The gin takes its name from its primary ingredient, gunpowder tea.
The €3 million center includes a botanical glasshouse, an extensive visitor journey into the heart of the distillery, two separate tasting bars, a bright and spacious café, in addition to a gift shop.
The distillery was established in 2014 by PJ Rigney — the man behind the Boru Vodka and Sheridan’s Liqueur brands — and is located in a former jam factory.
The Shed marks a return to the traditional whiskey distilling methods using medieval copper stills.
If you’re visiting Leitrim, be sure to check out all that the Shed Distillery Visitor Experience has to offer in Drumshanbo.
Here are a few of the other tourist attractions you’ll find in this charming county.
Its location at the foot of the Sliabh an Iarainn, meaning “Iron Mountain,” and at the southern end of Lough Allen make Drumshanbo worth exploring.
It is a popular spot for anglers, as well as walkers, hikers, and cyclists, with lots of marked trails to enjoy.
Despite being inland, there’s plenty of waterways to enjoy since Drumshanbo marks the official start of the Shannon Blueway, a series of trails both on and off the water that highlight the beauty of the area.
One of the on-water trails is located in Drumshanbo.
It is Ireland’s first floating 600-meter (close to 2,000-foot) boardwalk, which is part of a 6.5-km (4-mile) linear walking and cycling trail.
During the summer months, there’s plenty of activity around Drumshanbo, including the annual An Tóstal, a festival established in 1953 to celebrate Irish life.
It is the only remaining town to continue the tradition.
This quiet spot is often associated with Sligo since the poet William Butler Yeats, who spent so much of his time there, used the waterfall as inspiration for his poem, “The Stolen Child.”
It is actually in County Leitrim.
The waterfall is situated at Glencar Lough, which extends into Sligo.
Be sure to take a walk around the lake, one of 10 across the county.
The nearby TeaSHED Café is a great place to stop, grab a bite to eat, and savor the fabulous scenery nearby.
Like other towns across Ireland, Carrick-on-Shannon is also steeped in history.
Be sure to visit the Costello Chapel, which is believed to be the smallest one in Europe, as well as the 19th-century courthouse, which has been restored and serves as a center for the arts.
“The Dock” has a 100-seat performance space, three art galleries, various artists’ studios, and The Leitrim Design House, which showcases crafts makers and designers from across Ireland.

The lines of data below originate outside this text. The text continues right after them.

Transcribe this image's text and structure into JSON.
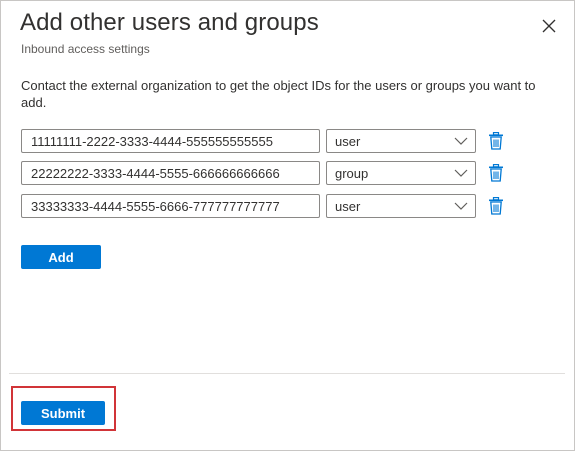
{
  "dialog": {
    "title": "Add other users and groups",
    "subtitle": "Inbound access settings",
    "close_icon": "close-icon"
  },
  "description": "Contact the external organization to get the object IDs for the users or groups you want to add.",
  "entries": [
    {
      "object_id": "11111111-2222-3333-4444-555555555555",
      "type": "user"
    },
    {
      "object_id": "22222222-3333-4444-5555-666666666666",
      "type": "group"
    },
    {
      "object_id": "33333333-4444-5555-6666-777777777777",
      "type": "user"
    }
  ],
  "type_options": [
    "user",
    "group"
  ],
  "buttons": {
    "add_label": "Add",
    "submit_label": "Submit"
  },
  "icons": {
    "delete": "trash-icon",
    "dropdown": "chevron-down-icon"
  },
  "colors": {
    "primary": "#0078d4",
    "delete_icon": "#0078d4",
    "highlight": "#d13438"
  }
}
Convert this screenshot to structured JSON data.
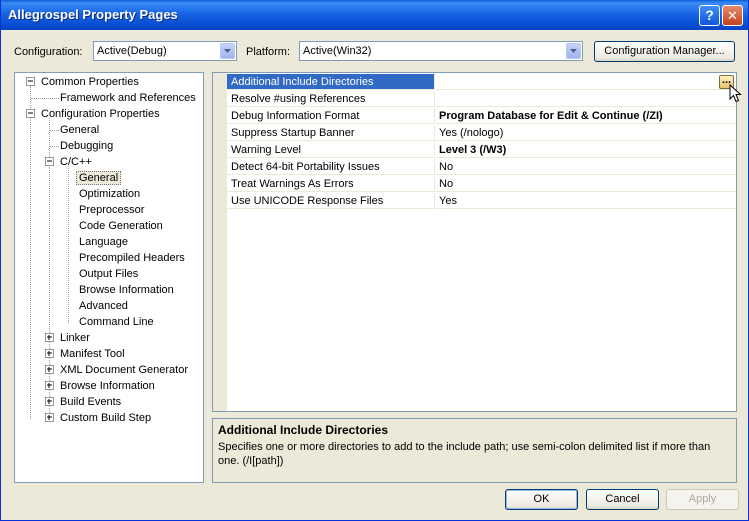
{
  "window": {
    "title": "Allegrospel Property Pages",
    "help_glyph": "?",
    "close_glyph": "✕"
  },
  "top": {
    "configuration_label": "Configuration:",
    "configuration_value": "Active(Debug)",
    "platform_label": "Platform:",
    "platform_value": "Active(Win32)",
    "manager_button": "Configuration Manager..."
  },
  "tree": [
    "Common Properties",
    "Framework and References",
    "Configuration Properties",
    "General",
    "Debugging",
    "C/C++",
    "General",
    "Optimization",
    "Preprocessor",
    "Code Generation",
    "Language",
    "Precompiled Headers",
    "Output Files",
    "Browse Information",
    "Advanced",
    "Command Line",
    "Linker",
    "Manifest Tool",
    "XML Document Generator",
    "Browse Information",
    "Build Events",
    "Custom Build Step"
  ],
  "properties": [
    {
      "name": "Additional Include Directories",
      "value": ""
    },
    {
      "name": "Resolve #using References",
      "value": ""
    },
    {
      "name": "Debug Information Format",
      "value": "Program Database for Edit & Continue (/ZI)"
    },
    {
      "name": "Suppress Startup Banner",
      "value": "Yes (/nologo)"
    },
    {
      "name": "Warning Level",
      "value": "Level 3 (/W3)"
    },
    {
      "name": "Detect 64-bit Portability Issues",
      "value": "No"
    },
    {
      "name": "Treat Warnings As Errors",
      "value": "No"
    },
    {
      "name": "Use UNICODE Response Files",
      "value": "Yes"
    }
  ],
  "ellipsis_label": "...",
  "description": {
    "title": "Additional Include Directories",
    "text": "Specifies one or more directories to add to the include path; use semi-colon delimited list if more than one. (/I[path])"
  },
  "buttons": {
    "ok": "OK",
    "cancel": "Cancel",
    "apply": "Apply"
  }
}
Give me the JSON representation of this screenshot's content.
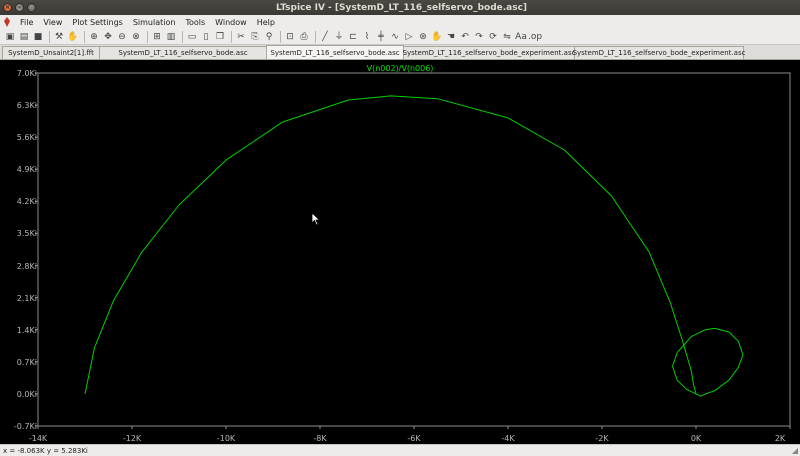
{
  "window": {
    "title": "LTspice IV - [SystemD_LT_116_selfservo_bode.asc]",
    "close_glyph": "×",
    "min_glyph": "–",
    "max_glyph": "□"
  },
  "menu": {
    "items": [
      "File",
      "View",
      "Plot Settings",
      "Simulation",
      "Tools",
      "Window",
      "Help"
    ]
  },
  "toolbar": {
    "buttons": [
      {
        "icon": "new-schematic-icon",
        "glyph": "▣"
      },
      {
        "icon": "open-icon",
        "glyph": "▤"
      },
      {
        "icon": "save-icon",
        "glyph": "■"
      },
      {
        "sep": true
      },
      {
        "icon": "control-panel-icon",
        "glyph": "⚒"
      },
      {
        "icon": "run-icon",
        "glyph": "✋"
      },
      {
        "sep": true
      },
      {
        "icon": "zoom-in-icon",
        "glyph": "⊕"
      },
      {
        "icon": "zoom-pan-icon",
        "glyph": "✥"
      },
      {
        "icon": "zoom-out-icon",
        "glyph": "⊖"
      },
      {
        "icon": "zoom-cancel-icon",
        "glyph": "⊗"
      },
      {
        "sep": true
      },
      {
        "icon": "autorange-icon",
        "glyph": "⊞"
      },
      {
        "icon": "fft-icon",
        "glyph": "▥"
      },
      {
        "sep": true
      },
      {
        "icon": "tile-horizontal-icon",
        "glyph": "▭"
      },
      {
        "icon": "tile-vertical-icon",
        "glyph": "▯"
      },
      {
        "icon": "cascade-icon",
        "glyph": "❐"
      },
      {
        "sep": true
      },
      {
        "icon": "cut-icon",
        "glyph": "✂"
      },
      {
        "icon": "copy-icon",
        "glyph": "⎘"
      },
      {
        "icon": "find-icon",
        "glyph": "⚲"
      },
      {
        "sep": true
      },
      {
        "icon": "print-preview-icon",
        "glyph": "⊡"
      },
      {
        "icon": "print-icon",
        "glyph": "⎙"
      },
      {
        "sep": true
      },
      {
        "icon": "draw-wire-icon",
        "glyph": "╱"
      },
      {
        "icon": "ground-icon",
        "glyph": "⏚"
      },
      {
        "icon": "label-net-icon",
        "glyph": "⊏"
      },
      {
        "icon": "resistor-icon",
        "glyph": "⌇"
      },
      {
        "icon": "capacitor-icon",
        "glyph": "╪"
      },
      {
        "icon": "inductor-icon",
        "glyph": "∿"
      },
      {
        "icon": "diode-icon",
        "glyph": "▷"
      },
      {
        "icon": "component-icon",
        "glyph": "⊛"
      },
      {
        "icon": "move-icon",
        "glyph": "✋"
      },
      {
        "icon": "drag-icon",
        "glyph": "☚"
      },
      {
        "icon": "undo-icon",
        "glyph": "↶"
      },
      {
        "icon": "redo-icon",
        "glyph": "↷"
      },
      {
        "icon": "rotate-icon",
        "glyph": "⟳"
      },
      {
        "icon": "mirror-icon",
        "glyph": "⇋"
      },
      {
        "icon": "text-icon",
        "glyph": "Aa"
      },
      {
        "icon": "spice-directive-icon",
        "glyph": ".op"
      }
    ]
  },
  "tabs": [
    {
      "label": "SystemD_Unsaint2[1].fft",
      "active": false
    },
    {
      "label": "SystemD_LT_116_selfservo_bode.asc",
      "active": false
    },
    {
      "label": "SystemD_LT_116_selfservo_bode.asc",
      "active": true
    },
    {
      "label": "SystemD_LT_116_selfservo_bode_experiment.asc",
      "active": false
    },
    {
      "label": "SystemD_LT_116_selfservo_bode_experiment.asc",
      "active": false
    }
  ],
  "chart_data": {
    "type": "line",
    "title": "V(n002)/V(n006)",
    "xlabel": "",
    "ylabel": "",
    "xlim": [
      -14000,
      2000
    ],
    "ylim": [
      -700,
      7000
    ],
    "x_ticks": [
      "-14K",
      "-12K",
      "-10K",
      "-8K",
      "-6K",
      "-4K",
      "-2K",
      "0K",
      "2K"
    ],
    "y_ticks": [
      "7.0Ki",
      "6.3Ki",
      "5.6Ki",
      "4.9Ki",
      "4.2Ki",
      "3.5Ki",
      "2.8Ki",
      "2.1Ki",
      "1.4Ki",
      "0.7Ki",
      "0.0Ki",
      "-0.7Ki"
    ],
    "grid": false,
    "color": "#00d000",
    "series": [
      {
        "x": [
          -13000,
          -12800,
          -12400,
          -11800,
          -11000,
          -10000,
          -8800,
          -7400,
          -6500,
          -5500,
          -4000,
          -2800,
          -1800,
          -1000,
          -550,
          -300,
          -100,
          -50,
          0
        ],
        "y": [
          0,
          1000,
          2020,
          3080,
          4120,
          5100,
          5930,
          6410,
          6500,
          6440,
          6020,
          5320,
          4320,
          3100,
          2000,
          1200,
          500,
          200,
          0
        ]
      },
      {
        "x": [
          0,
          100,
          200,
          400,
          700,
          900,
          1000,
          900,
          700,
          400,
          200,
          -100,
          -400,
          -500,
          -400,
          -200,
          0
        ],
        "y": [
          0,
          -50,
          0,
          70,
          300,
          580,
          850,
          1150,
          1350,
          1430,
          1400,
          1250,
          900,
          600,
          300,
          100,
          0
        ]
      }
    ]
  },
  "status": {
    "readout": "x = -8.063K   y = 5.283Ki"
  }
}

The town has lots of restaurants, cafes, and hotels to choose from. If you’re in Ireland’s Midlands, be sure to stop here.
Carrick-on-Shannon is 153 km (95 miles) from Dublin.
This is a Plantation-era castle that is situated on the banks of Lough Gill, which is located in both Counties Leitrim and Sligo.
The site where the castle now sits once belonged to the O’Rourke clan in the form of a tower house, discovered during excavations in the 1970s.
Based on evidence that was found, it appears that the shipwrecked captain of the Armada fleet, Francisco de Cuellar, after escaping from Streedagh Strand in Co. Sligo found his way to the tower house and was given a safe haven by the head of the clan, Sir Brian O’Rourke.
Unfortunately, O’Rourke was later captured by the British for harboring de Cuellar and was executed in London in 1591.
O’Rourke’s son, Brian Oge O’Rourke, inherited his title and continued to follow in the footsteps of his father, harboring several Irish lords wanted by the British during the Nine Years’ War.
The O’Rourkes eventually lost the title to the tower house.
The castle that you see today was built by the English Planter Sir Robert Parke in the early 17th century.
Admission to the castle is free through the end of 2021.